**SUPPLIED DATA**
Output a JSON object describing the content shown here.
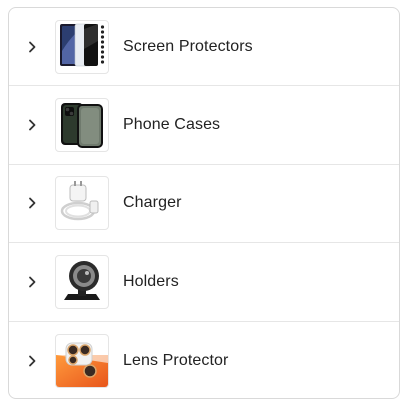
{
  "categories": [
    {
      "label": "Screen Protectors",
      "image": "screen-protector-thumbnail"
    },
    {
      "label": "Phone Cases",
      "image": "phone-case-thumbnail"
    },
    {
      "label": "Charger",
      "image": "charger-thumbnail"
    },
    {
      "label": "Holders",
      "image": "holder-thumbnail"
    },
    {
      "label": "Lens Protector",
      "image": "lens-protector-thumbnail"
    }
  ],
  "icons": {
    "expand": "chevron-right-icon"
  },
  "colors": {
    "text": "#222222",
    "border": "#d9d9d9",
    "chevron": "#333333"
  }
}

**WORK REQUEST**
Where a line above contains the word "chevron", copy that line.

**SOLUTION**
    "expand": "chevron-right-icon"
    "chevron": "#333333"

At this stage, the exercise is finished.